As the torch of responsibility is rapidly handed off from exchange to exchange to the Bitcoin source code, Gavin Andersen (one of Bitcoin's protocol core developers) explains just what is going on - and what it means for the 'wealth' stored in the virtual currency - "Users of the reference implementation who are bitten by this bug may see their bitcoins “tied up” in unconfirmed transactions" - so that's what 'bit' stands for in bitcoin...
You may have noticed that some exchanges have temporarily suspended withdrawals and wondering what’s going on or more importantly, what’s being done about it. You can be rest assured that we have identified the issue and are collectively and collaboratively working on a solution.
Somebody (or several somebodies) is taking advantage of the transaction malleability issue and relaying mutated versions of transactions. This is exposing bugs in both the reference implementation and some exchange’s software.
We (core dev team, developers at the exchanges, and even big mining pools) are creating workarounds and fixes right now. This is a denial-of-service attack; whoever is doing this is not stealing coins, but is succeeding in preventing some transactions from confirming. It’s important to note that DoS attacks do not affect people’s bitcoin wallets or funds.
Users of the reference implementation who are bitten by this bug may see their bitcoins “tied up” in unconfirmed transactions; we need to update the software to fix that bug, so when they upgrade those coins are returned to the wallet and are available to spend again. Only users who make multiple transactions in a short period of time will be affected.
As a result, exchanges are temporarily suspending withdrawals to protect customer funds and prevent funds from being misdirected.
Thanks for your patience.
As a reminder, Andersen previously explained:
Transaction malleability has been known about since 2011. In simplest of terms, it is a small window where transaction ID’s can be “renamed” before being confirmed in the blockchain. This is something that cannot be corrected overnight. Therefore, any company dealing with Bitcoin transactions and have coded their own wallet software should responsibly prepare for this possibility and include in their software a way to validate transaction ID’s. Otherwise, it can result in Bitcoin loss and headache for everyone involved.
Bitcoin is no longer in Phase 1 of its evolutionary cycle. I believe Phase 2 for Bitcoin began in earnest back in November 2013, when the Senate Committee on Homeland Security and Governmental Affairs held its first hearings on the topic. Those hearings made it clear that, at least for the moment, no significant roadblocks would be put in place to prevent people from transacting with one another using the crypto-currency. Phase 2 also saw the largest Bitcoin investment to-date, a $25 million infusion led by Silicon Valley VC firm Andreessen Horowitz, as well as acceptance by major U.S. retailers, with Overstock being the most significant. Bitcoin is becoming serious, and serious means serious accountability.
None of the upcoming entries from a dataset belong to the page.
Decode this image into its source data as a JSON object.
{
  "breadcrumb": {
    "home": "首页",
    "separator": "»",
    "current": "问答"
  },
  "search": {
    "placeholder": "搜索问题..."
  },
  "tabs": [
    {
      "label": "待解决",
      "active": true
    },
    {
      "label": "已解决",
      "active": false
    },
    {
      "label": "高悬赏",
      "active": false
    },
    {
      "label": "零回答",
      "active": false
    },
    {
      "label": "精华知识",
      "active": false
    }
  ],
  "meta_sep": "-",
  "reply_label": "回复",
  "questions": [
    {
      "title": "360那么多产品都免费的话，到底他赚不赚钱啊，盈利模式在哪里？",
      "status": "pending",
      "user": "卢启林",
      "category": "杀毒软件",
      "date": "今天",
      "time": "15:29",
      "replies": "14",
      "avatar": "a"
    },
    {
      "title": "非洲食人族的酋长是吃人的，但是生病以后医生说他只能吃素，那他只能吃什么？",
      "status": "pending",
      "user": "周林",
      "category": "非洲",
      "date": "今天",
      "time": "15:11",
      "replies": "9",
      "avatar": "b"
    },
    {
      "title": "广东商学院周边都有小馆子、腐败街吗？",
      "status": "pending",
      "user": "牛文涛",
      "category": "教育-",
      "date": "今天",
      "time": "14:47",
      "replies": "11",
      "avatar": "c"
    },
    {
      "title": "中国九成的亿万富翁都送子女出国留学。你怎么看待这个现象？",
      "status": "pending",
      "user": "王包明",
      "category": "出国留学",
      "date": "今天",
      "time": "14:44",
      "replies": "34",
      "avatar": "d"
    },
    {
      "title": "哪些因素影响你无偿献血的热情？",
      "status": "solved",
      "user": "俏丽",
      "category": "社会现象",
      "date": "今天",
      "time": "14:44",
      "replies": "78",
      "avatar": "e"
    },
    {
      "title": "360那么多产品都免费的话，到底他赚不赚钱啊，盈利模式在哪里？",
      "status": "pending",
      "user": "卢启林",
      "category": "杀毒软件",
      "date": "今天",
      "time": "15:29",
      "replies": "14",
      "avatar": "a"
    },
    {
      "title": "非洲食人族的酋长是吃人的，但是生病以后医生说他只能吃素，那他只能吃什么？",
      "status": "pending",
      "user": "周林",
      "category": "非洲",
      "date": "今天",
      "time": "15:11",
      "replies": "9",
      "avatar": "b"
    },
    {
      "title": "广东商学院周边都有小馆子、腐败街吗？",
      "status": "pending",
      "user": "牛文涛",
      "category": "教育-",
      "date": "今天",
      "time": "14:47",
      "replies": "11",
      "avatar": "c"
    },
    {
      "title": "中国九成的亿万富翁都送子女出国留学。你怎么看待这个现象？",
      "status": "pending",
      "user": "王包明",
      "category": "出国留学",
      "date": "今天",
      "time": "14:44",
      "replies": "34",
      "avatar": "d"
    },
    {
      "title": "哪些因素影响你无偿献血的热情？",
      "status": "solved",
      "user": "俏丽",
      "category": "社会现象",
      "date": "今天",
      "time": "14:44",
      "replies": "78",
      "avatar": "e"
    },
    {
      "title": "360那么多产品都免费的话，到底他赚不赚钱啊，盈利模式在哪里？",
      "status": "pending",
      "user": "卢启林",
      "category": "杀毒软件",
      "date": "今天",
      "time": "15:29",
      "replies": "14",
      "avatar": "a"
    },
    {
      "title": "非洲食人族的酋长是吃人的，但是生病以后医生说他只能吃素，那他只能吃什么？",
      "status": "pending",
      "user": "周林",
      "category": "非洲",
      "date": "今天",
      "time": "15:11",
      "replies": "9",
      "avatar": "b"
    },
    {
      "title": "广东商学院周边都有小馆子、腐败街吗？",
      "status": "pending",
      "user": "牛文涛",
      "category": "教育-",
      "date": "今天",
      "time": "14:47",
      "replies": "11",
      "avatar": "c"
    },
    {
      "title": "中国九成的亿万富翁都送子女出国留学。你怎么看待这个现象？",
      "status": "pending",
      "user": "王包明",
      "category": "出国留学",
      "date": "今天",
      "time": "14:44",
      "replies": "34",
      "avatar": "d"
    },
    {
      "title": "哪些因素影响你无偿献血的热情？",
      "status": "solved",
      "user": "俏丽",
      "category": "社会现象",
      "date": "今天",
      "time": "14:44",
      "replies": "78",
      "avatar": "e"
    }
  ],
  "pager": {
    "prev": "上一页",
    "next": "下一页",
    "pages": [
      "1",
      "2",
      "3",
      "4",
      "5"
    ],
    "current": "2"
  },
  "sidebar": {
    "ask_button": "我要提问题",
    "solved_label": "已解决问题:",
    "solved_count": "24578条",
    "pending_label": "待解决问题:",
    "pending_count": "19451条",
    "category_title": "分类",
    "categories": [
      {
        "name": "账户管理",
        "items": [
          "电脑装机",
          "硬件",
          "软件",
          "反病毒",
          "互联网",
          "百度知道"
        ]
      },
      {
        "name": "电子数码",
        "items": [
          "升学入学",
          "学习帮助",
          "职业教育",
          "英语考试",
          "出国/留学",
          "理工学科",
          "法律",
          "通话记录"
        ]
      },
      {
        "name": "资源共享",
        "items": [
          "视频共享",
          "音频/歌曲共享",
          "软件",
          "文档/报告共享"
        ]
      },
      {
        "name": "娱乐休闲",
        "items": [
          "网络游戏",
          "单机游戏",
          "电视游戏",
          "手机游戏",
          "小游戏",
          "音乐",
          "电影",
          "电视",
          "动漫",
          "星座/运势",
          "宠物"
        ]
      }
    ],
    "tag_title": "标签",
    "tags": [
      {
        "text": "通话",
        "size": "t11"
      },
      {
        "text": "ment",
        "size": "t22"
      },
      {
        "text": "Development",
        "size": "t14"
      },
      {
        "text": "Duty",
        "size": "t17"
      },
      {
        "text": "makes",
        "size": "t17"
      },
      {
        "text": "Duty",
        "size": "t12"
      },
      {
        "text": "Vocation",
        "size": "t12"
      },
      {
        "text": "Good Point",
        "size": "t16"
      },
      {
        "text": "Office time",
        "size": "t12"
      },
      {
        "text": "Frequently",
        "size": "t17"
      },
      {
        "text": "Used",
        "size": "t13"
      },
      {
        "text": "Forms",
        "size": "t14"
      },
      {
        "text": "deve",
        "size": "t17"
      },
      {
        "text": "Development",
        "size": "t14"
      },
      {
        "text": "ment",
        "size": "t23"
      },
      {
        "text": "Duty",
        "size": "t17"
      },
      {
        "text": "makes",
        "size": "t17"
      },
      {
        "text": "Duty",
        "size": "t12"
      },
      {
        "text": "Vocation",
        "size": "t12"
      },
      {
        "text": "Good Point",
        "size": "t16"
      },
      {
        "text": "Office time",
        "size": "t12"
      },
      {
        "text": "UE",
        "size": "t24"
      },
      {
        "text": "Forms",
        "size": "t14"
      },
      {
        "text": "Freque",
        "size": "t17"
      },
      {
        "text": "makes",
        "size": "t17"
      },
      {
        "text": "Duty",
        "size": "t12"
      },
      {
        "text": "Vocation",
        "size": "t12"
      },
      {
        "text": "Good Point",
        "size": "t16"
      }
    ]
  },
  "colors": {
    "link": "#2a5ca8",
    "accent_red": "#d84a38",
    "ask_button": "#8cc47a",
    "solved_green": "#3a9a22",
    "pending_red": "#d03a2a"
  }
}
As a free market currency, the market will decide the products required to keep the Bitcoin protocol open and functioning to its highest potential.